**Provided material:**
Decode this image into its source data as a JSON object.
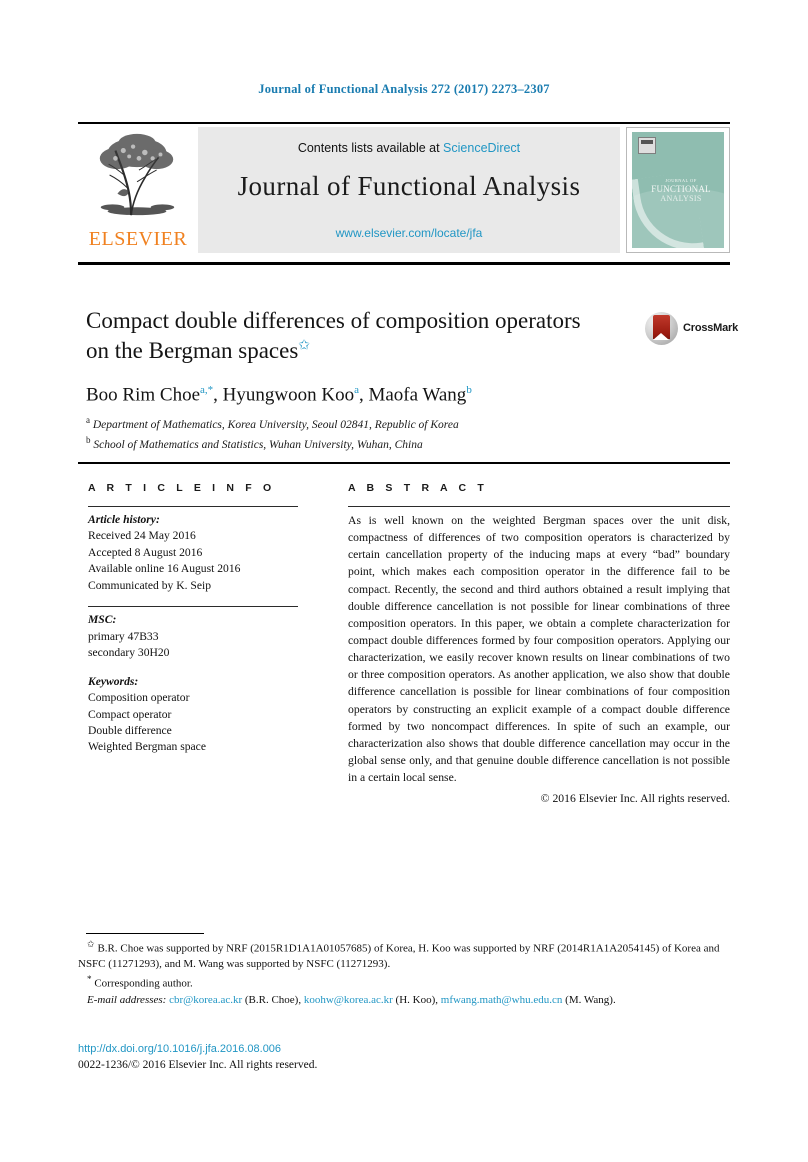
{
  "running_head": "Journal of Functional Analysis 272 (2017) 2273–2307",
  "masthead": {
    "contents_prefix": "Contents lists available at ",
    "sciencedirect": "ScienceDirect",
    "journal_title": "Journal of Functional Analysis",
    "journal_url": "www.elsevier.com/locate/jfa",
    "publisher": "ELSEVIER",
    "cover": {
      "line1": "JOURNAL OF",
      "line2": "FUNCTIONAL",
      "line3": "ANALYSIS",
      "bg_color": "#8fbdb0"
    }
  },
  "article": {
    "title": "Compact double differences of composition operators on the Bergman spaces",
    "title_footnote_symbol": "✩",
    "crossmark_label": "CrossMark",
    "authors": "Boo Rim Choe a,*, Hyungwoon Koo a, Maofa Wang b",
    "author_list": [
      {
        "name": "Boo Rim Choe",
        "marks": "a,*"
      },
      {
        "name": "Hyungwoon Koo",
        "marks": "a"
      },
      {
        "name": "Maofa Wang",
        "marks": "b"
      }
    ],
    "affiliations": [
      {
        "mark": "a",
        "text": "Department of Mathematics, Korea University, Seoul 02841, Republic of Korea"
      },
      {
        "mark": "b",
        "text": "School of Mathematics and Statistics, Wuhan University, Wuhan, China"
      }
    ]
  },
  "info": {
    "header_article_info": "A R T I C L E   I N F O",
    "header_abstract": "A B S T R A C T",
    "history_label": "Article history:",
    "history": [
      "Received 24 May 2016",
      "Accepted 8 August 2016",
      "Available online 16 August 2016",
      "Communicated by K. Seip"
    ],
    "msc_label": "MSC:",
    "msc": [
      "primary 47B33",
      "secondary 30H20"
    ],
    "keywords_label": "Keywords:",
    "keywords": [
      "Composition operator",
      "Compact operator",
      "Double difference",
      "Weighted Bergman space"
    ]
  },
  "abstract": {
    "text": "As is well known on the weighted Bergman spaces over the unit disk, compactness of differences of two composition operators is characterized by certain cancellation property of the inducing maps at every “bad” boundary point, which makes each composition operator in the difference fail to be compact. Recently, the second and third authors obtained a result implying that double difference cancellation is not possible for linear combinations of three composition operators. In this paper, we obtain a complete characterization for compact double differences formed by four composition operators. Applying our characterization, we easily recover known results on linear combinations of two or three composition operators. As another application, we also show that double difference cancellation is possible for linear combinations of four composition operators by constructing an explicit example of a compact double difference formed by two noncompact differences. In spite of such an example, our characterization also shows that double difference cancellation may occur in the global sense only, and that genuine double difference cancellation is not possible in a certain local sense.",
    "copyright": "© 2016 Elsevier Inc. All rights reserved."
  },
  "footnotes": {
    "funding": "B.R. Choe was supported by NRF (2015R1D1A1A01057685) of Korea, H. Koo was supported by NRF (2014R1A1A2054145) of Korea and NSFC (11271293), and M. Wang was supported by NSFC (11271293).",
    "corresponding": "Corresponding author.",
    "email_label": "E-mail addresses:",
    "emails": [
      {
        "address": "cbr@korea.ac.kr",
        "owner": "(B.R. Choe),"
      },
      {
        "address": "koohw@korea.ac.kr",
        "owner": "(H. Koo),"
      },
      {
        "address": "mfwang.math@whu.edu.cn",
        "owner": "(M. Wang)."
      }
    ],
    "star_symbol": "✩",
    "asterisk_symbol": "*"
  },
  "footer": {
    "doi": "http://dx.doi.org/10.1016/j.jfa.2016.08.006",
    "issn_line": "0022-1236/© 2016 Elsevier Inc. All rights reserved."
  }
}
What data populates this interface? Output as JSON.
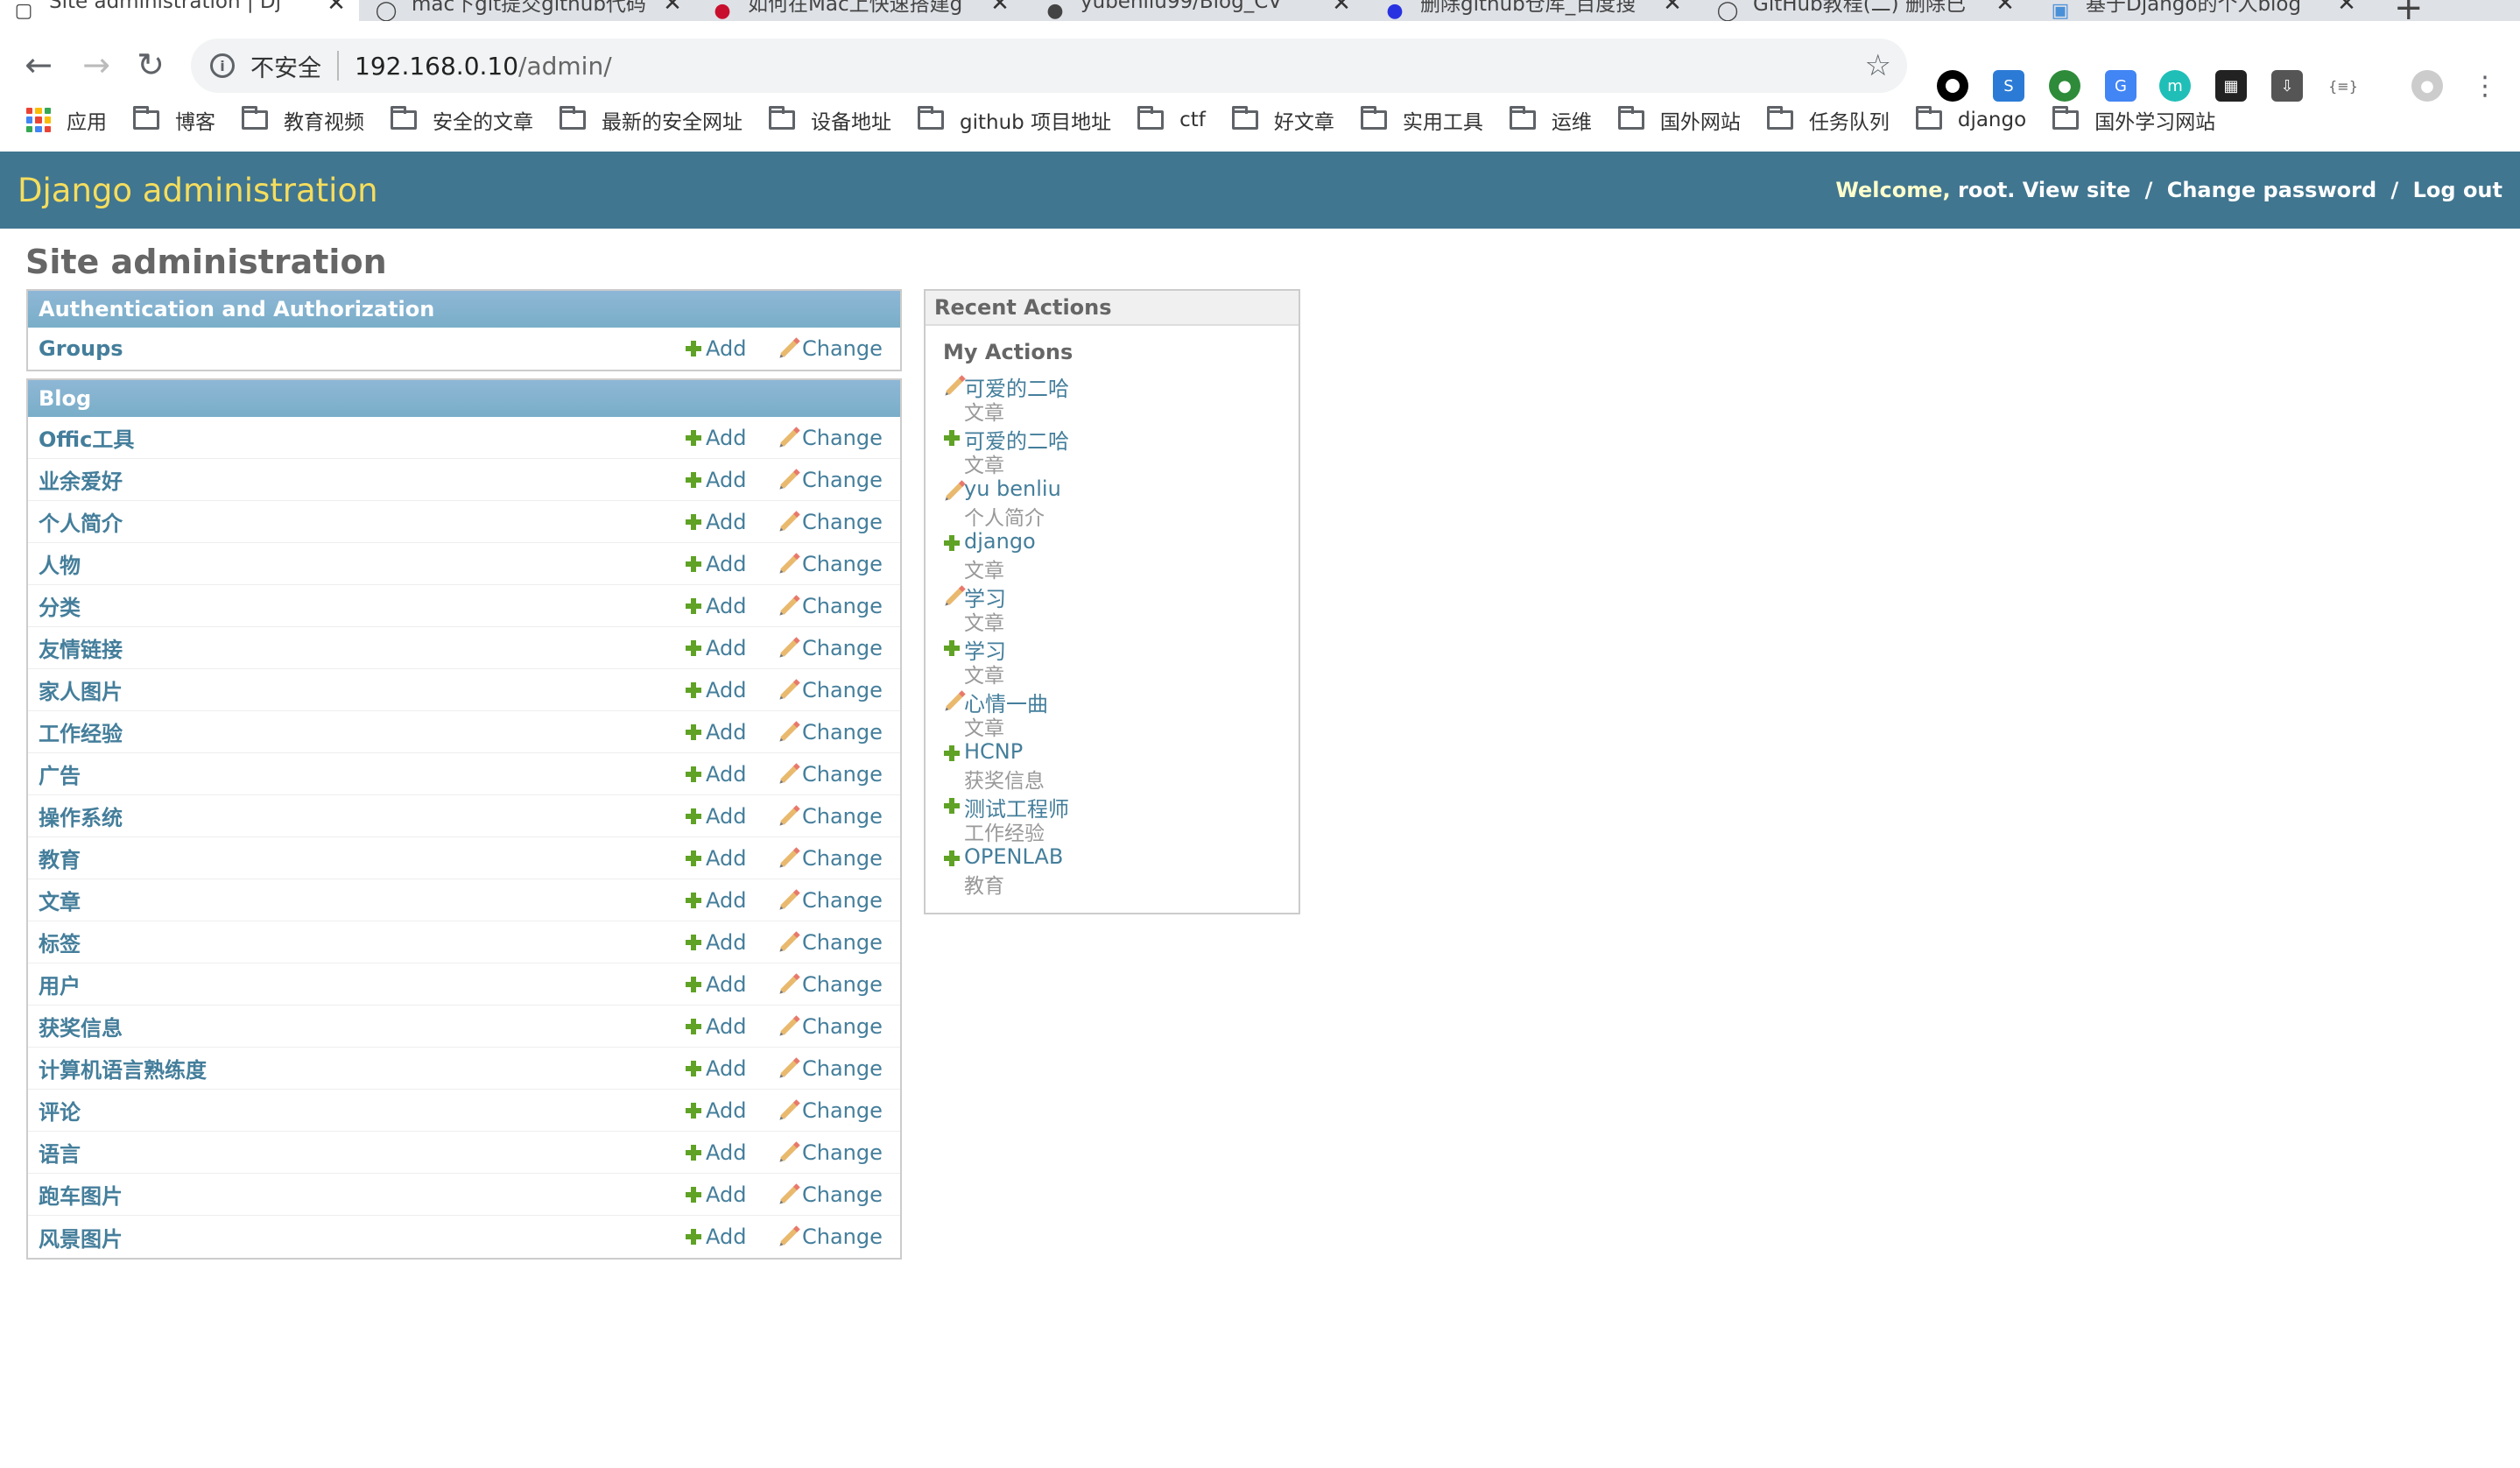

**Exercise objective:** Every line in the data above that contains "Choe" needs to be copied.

**Answer space:**
    "authors": "Boo Rim Choe a,*, Hyungwoon Koo a, Maofa Wang b",
        "name": "Boo Rim Choe",
    "funding": "B.R. Choe was supported by NRF (2015R1D1A1A01057685) of Korea, H. Koo was supported by NRF (2014R1A1A2054145) of Korea and NSFC (11271293), and M. Wang was supported by NSFC (11271293).",
        "owner": "(B.R. Choe),"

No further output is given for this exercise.